Of course, there are a few exceptions or exemptions which apply.  First of all, the company could still consent to the termination of the supply contract should it wish to do so.  There are also safeguards for the supplier in that if the forced supply would cause the supplier hardship it can apply to Court for permission to terminate the contract.  Finally, ‘small suppliers’ are exempt from the new rules for a temporary period during the coronavirus pandemic.  The temporary period will end one month after the new provisions come into force.  A supplier is considered small if, in its most recent financial year, at least two of the following conditions were met:

  1. its turnover was not more than £10.2 million;
  2. its balance sheet total was not more than £5.1 million;
  3. the average number of employees was not more than 50.

Will suppliers be able to fall back on other grounds for termination?

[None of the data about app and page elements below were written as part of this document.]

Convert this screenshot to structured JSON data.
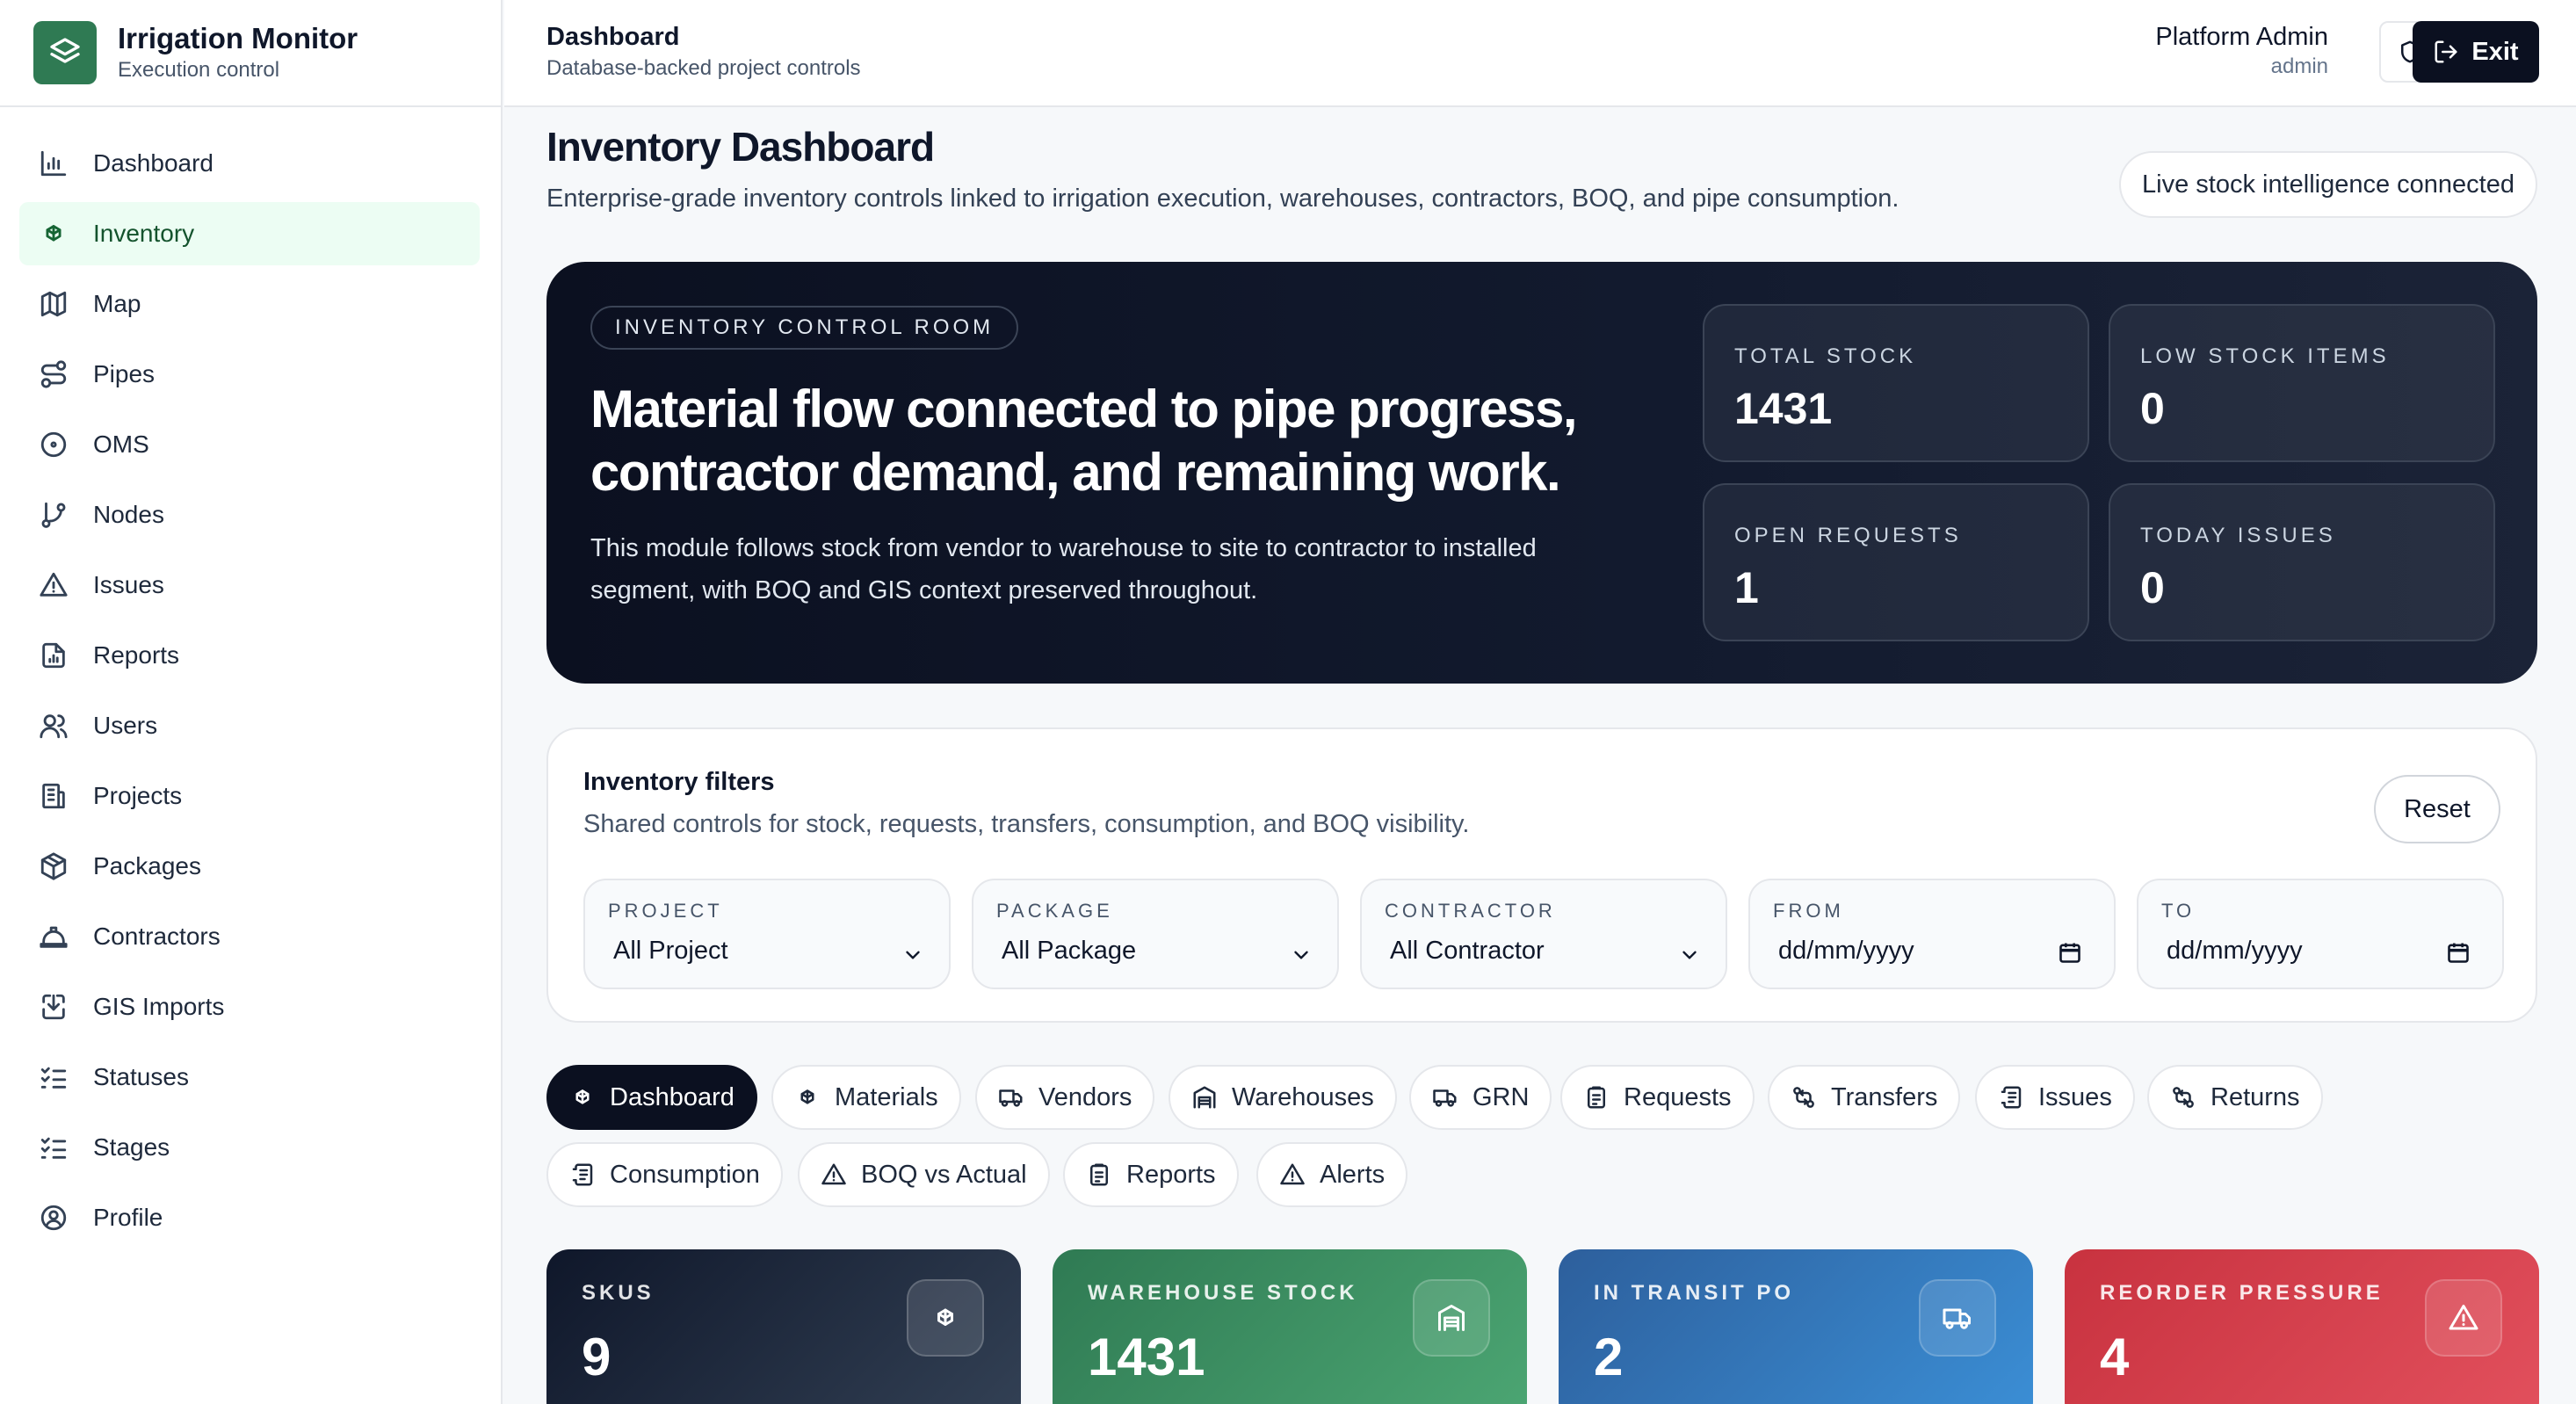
{
  "brand": {
    "title": "Irrigation Monitor",
    "subtitle": "Execution control"
  },
  "sidebar": {
    "items": [
      {
        "label": "Dashboard",
        "icon": "bar-chart-icon"
      },
      {
        "label": "Inventory",
        "icon": "boxes-icon",
        "active": true
      },
      {
        "label": "Map",
        "icon": "map-icon"
      },
      {
        "label": "Pipes",
        "icon": "route-icon"
      },
      {
        "label": "OMS",
        "icon": "target-icon"
      },
      {
        "label": "Nodes",
        "icon": "git-branch-icon"
      },
      {
        "label": "Issues",
        "icon": "alert-triangle-icon"
      },
      {
        "label": "Reports",
        "icon": "file-chart-icon"
      },
      {
        "label": "Users",
        "icon": "users-icon"
      },
      {
        "label": "Projects",
        "icon": "building-icon"
      },
      {
        "label": "Packages",
        "icon": "package-icon"
      },
      {
        "label": "Contractors",
        "icon": "hard-hat-icon"
      },
      {
        "label": "GIS Imports",
        "icon": "import-icon"
      },
      {
        "label": "Statuses",
        "icon": "list-checks-icon"
      },
      {
        "label": "Stages",
        "icon": "list-checks-icon"
      },
      {
        "label": "Profile",
        "icon": "user-circle-icon"
      }
    ]
  },
  "header": {
    "title": "Dashboard",
    "subtitle": "Database-backed project controls",
    "user_name": "Platform Admin",
    "user_role": "admin",
    "exit_label": "Exit"
  },
  "page": {
    "title": "Inventory Dashboard",
    "description": "Enterprise-grade inventory controls linked to irrigation execution, warehouses, contractors, BOQ, and pipe consumption.",
    "live_status": "Live stock intelligence connected"
  },
  "hero": {
    "tag": "INVENTORY CONTROL ROOM",
    "headline": "Material flow connected to pipe progress, contractor demand, and remaining work.",
    "body": "This module follows stock from vendor to warehouse to site to contractor to installed segment, with BOQ and GIS context preserved throughout.",
    "kpis": [
      {
        "label": "TOTAL STOCK",
        "value": "1431"
      },
      {
        "label": "LOW STOCK ITEMS",
        "value": "0"
      },
      {
        "label": "OPEN REQUESTS",
        "value": "1"
      },
      {
        "label": "TODAY ISSUES",
        "value": "0"
      }
    ]
  },
  "filters": {
    "title": "Inventory filters",
    "subtitle": "Shared controls for stock, requests, transfers, consumption, and BOQ visibility.",
    "reset_label": "Reset",
    "fields": [
      {
        "label": "PROJECT",
        "value": "All Project",
        "type": "select"
      },
      {
        "label": "PACKAGE",
        "value": "All Package",
        "type": "select"
      },
      {
        "label": "CONTRACTOR",
        "value": "All Contractor",
        "type": "select"
      },
      {
        "label": "FROM",
        "value": "dd/mm/yyyy",
        "type": "date"
      },
      {
        "label": "TO",
        "value": "dd/mm/yyyy",
        "type": "date"
      }
    ]
  },
  "tabs": [
    {
      "label": "Dashboard",
      "icon": "boxes-icon",
      "active": true
    },
    {
      "label": "Materials",
      "icon": "boxes-icon"
    },
    {
      "label": "Vendors",
      "icon": "truck-icon"
    },
    {
      "label": "Warehouses",
      "icon": "warehouse-icon"
    },
    {
      "label": "GRN",
      "icon": "truck-icon"
    },
    {
      "label": "Requests",
      "icon": "clipboard-icon"
    },
    {
      "label": "Transfers",
      "icon": "transfer-icon"
    },
    {
      "label": "Issues",
      "icon": "scroll-icon"
    },
    {
      "label": "Returns",
      "icon": "transfer-icon"
    },
    {
      "label": "Consumption",
      "icon": "scroll-icon"
    },
    {
      "label": "BOQ vs Actual",
      "icon": "alert-triangle-icon"
    },
    {
      "label": "Reports",
      "icon": "clipboard-icon"
    },
    {
      "label": "Alerts",
      "icon": "alert-triangle-icon"
    }
  ],
  "stats": [
    {
      "label": "SKUS",
      "value": "9",
      "icon": "boxes-icon",
      "color_from": "#0f172a",
      "color_to": "#334155"
    },
    {
      "label": "WAREHOUSE STOCK",
      "value": "1431",
      "icon": "warehouse-icon",
      "color_from": "#2f7a53",
      "color_to": "#4ca673"
    },
    {
      "label": "IN TRANSIT PO",
      "value": "2",
      "icon": "truck-icon",
      "color_from": "#2d5f9c",
      "color_to": "#3b8fd6"
    },
    {
      "label": "REORDER PRESSURE",
      "value": "4",
      "icon": "alert-triangle-icon",
      "color_from": "#c8323f",
      "color_to": "#e2505d"
    }
  ]
}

Where a termination event occurs before the insolvency procedure commences, the supplier will not be able to exercise its right to terminate the contract during the insolvency period.  This effectively prevents suppliers from refusing to supply until older debt is paid.  It is therefore prudent that suppliers carry out regular diligence and are quick to take action where a termination event occurs and there is a perceived risk of insolvency, especially in the current economic climate.

On the other hand, the ban does not apply where a termination event occurs after the insolvency procedure commences.  Therefore if the supplier is not paid for the provision of goods and services during the insolvency period it will be allowed to exercise its right to terminate the contract.  It is important to note that this applies to non-monetary grounds of termination set out in the contract too.  Arguably this could include termination for convenience or without cause.  Such grounds are often useful where the customer no longer requires the goods or services or if the contract becomes uneconomic.  In the context of the new provisions, however, it could give the supplier grounds to terminate the contract during the insolvency period even if the company has not committed a breach. 

In summary, do the new provisions matter? Yes, absolutely – suppliers can be required to continue to supply with no guarantee that they will be paid, depending on the insolvency or restructuring process being used.  However, the new prohibition only limits the circumstances in which the supplier can terminate or alter the contract – as discussed above there may be ways around the forced supply and ultimately the supplier is given a ‘way out’ if the company defaults on their obligations under the contract during the insolvency period.

Insight from Pamela Muir, Corporate,Insolvency, Restructuring Partner, Chris Allan Corporate Partner and Liam McMonagle Corporate and Commercial Partner. For more information contact Pamela, Chris or Liam on 03330 430350.

About the authors

Pamela Muir
Pamela Muir

Pamela Muir

Partner

Corporate & Commercial

Chris Allan
Chris Allan

Chris Allan

Partner

Corporate & Commercial

Liam McMonagle
Liam McMonagle

Liam McMonagle

Partner

For more information, contact Pamela Muir or any member of the Corporate & Commercial team on +44 141 483 9029.